§ REQUIRED WORK
Pictures aside, write every record out again word for word.

++++ EXTRACTED INFORMATION ++++

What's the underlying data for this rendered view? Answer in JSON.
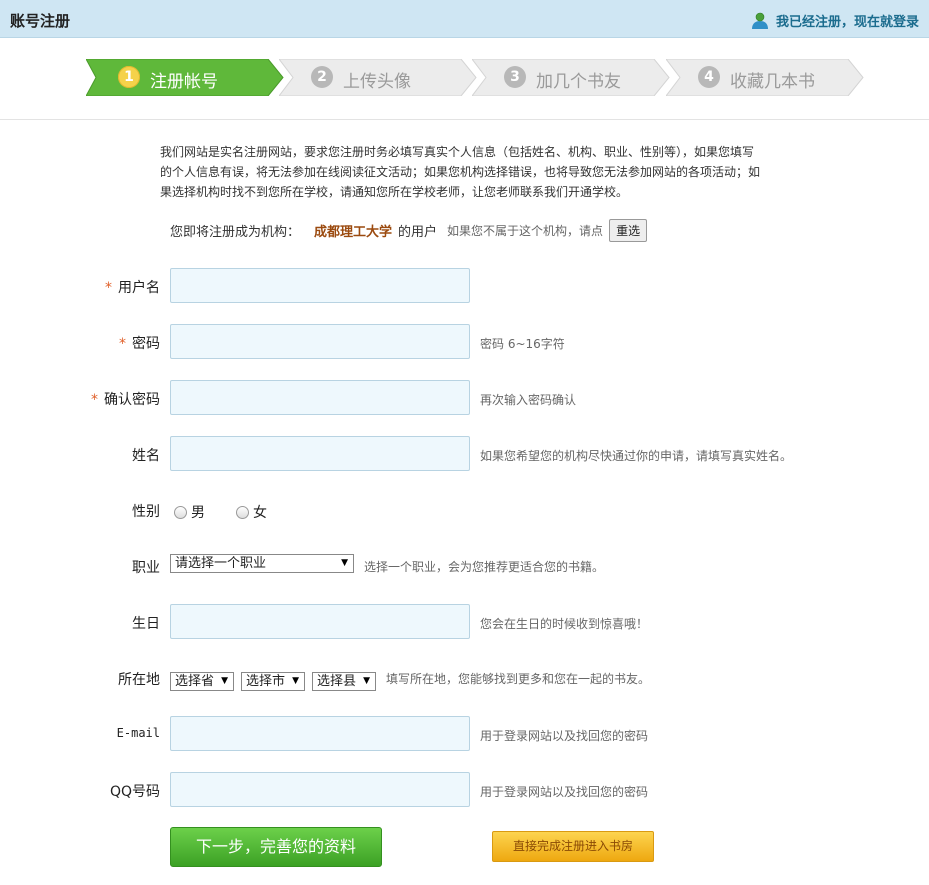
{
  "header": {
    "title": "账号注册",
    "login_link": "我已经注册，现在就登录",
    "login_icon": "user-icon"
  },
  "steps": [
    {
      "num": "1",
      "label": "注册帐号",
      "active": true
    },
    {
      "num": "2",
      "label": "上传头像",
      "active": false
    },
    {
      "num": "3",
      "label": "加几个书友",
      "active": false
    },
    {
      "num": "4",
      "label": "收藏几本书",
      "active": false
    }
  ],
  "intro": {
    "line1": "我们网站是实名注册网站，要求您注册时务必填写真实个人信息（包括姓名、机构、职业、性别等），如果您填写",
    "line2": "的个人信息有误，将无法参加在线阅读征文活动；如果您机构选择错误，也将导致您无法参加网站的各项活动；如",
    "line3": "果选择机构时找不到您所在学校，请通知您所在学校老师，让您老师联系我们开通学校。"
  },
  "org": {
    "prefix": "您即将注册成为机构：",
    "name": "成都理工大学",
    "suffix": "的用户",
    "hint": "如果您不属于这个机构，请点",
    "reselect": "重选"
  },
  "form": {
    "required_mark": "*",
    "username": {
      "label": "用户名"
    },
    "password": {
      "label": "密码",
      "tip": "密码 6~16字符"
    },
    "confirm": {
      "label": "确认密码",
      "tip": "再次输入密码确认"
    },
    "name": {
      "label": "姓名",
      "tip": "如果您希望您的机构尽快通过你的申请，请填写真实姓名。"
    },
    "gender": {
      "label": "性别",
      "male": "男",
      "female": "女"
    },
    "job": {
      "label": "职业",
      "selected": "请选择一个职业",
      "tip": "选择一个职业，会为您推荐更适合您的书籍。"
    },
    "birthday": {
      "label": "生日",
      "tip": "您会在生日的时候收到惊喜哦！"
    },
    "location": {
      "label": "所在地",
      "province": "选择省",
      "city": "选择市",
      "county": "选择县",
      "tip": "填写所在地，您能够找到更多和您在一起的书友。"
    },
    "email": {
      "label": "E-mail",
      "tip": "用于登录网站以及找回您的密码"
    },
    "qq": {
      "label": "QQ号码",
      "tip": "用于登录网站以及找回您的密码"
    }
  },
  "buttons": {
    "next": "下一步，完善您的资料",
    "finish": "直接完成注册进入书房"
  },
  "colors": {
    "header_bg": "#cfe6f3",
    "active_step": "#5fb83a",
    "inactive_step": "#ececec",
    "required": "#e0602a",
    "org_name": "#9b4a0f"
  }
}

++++

§ RESPONSE TO THIS EXERCISE
What's the underlying data for this rendered view? Answer in JSON.
{
  "header": {
    "title": "账号注册",
    "login_link": "我已经注册，现在就登录",
    "login_icon": "user-icon"
  },
  "steps": [
    {
      "num": "1",
      "label": "注册帐号",
      "active": true
    },
    {
      "num": "2",
      "label": "上传头像",
      "active": false
    },
    {
      "num": "3",
      "label": "加几个书友",
      "active": false
    },
    {
      "num": "4",
      "label": "收藏几本书",
      "active": false
    }
  ],
  "intro": {
    "line1": "我们网站是实名注册网站，要求您注册时务必填写真实个人信息（包括姓名、机构、职业、性别等），如果您填写",
    "line2": "的个人信息有误，将无法参加在线阅读征文活动；如果您机构选择错误，也将导致您无法参加网站的各项活动；如",
    "line3": "果选择机构时找不到您所在学校，请通知您所在学校老师，让您老师联系我们开通学校。"
  },
  "org": {
    "prefix": "您即将注册成为机构：",
    "name": "成都理工大学",
    "suffix": "的用户",
    "hint": "如果您不属于这个机构，请点",
    "reselect": "重选"
  },
  "form": {
    "required_mark": "*",
    "username": {
      "label": "用户名"
    },
    "password": {
      "label": "密码",
      "tip": "密码 6~16字符"
    },
    "confirm": {
      "label": "确认密码",
      "tip": "再次输入密码确认"
    },
    "name": {
      "label": "姓名",
      "tip": "如果您希望您的机构尽快通过你的申请，请填写真实姓名。"
    },
    "gender": {
      "label": "性别",
      "male": "男",
      "female": "女"
    },
    "job": {
      "label": "职业",
      "selected": "请选择一个职业",
      "tip": "选择一个职业，会为您推荐更适合您的书籍。"
    },
    "birthday": {
      "label": "生日",
      "tip": "您会在生日的时候收到惊喜哦！"
    },
    "location": {
      "label": "所在地",
      "province": "选择省",
      "city": "选择市",
      "county": "选择县",
      "tip": "填写所在地，您能够找到更多和您在一起的书友。"
    },
    "email": {
      "label": "E-mail",
      "tip": "用于登录网站以及找回您的密码"
    },
    "qq": {
      "label": "QQ号码",
      "tip": "用于登录网站以及找回您的密码"
    }
  },
  "buttons": {
    "next": "下一步，完善您的资料",
    "finish": "直接完成注册进入书房"
  },
  "colors": {
    "header_bg": "#cfe6f3",
    "active_step": "#5fb83a",
    "inactive_step": "#ececec",
    "required": "#e0602a",
    "org_name": "#9b4a0f"
  }
}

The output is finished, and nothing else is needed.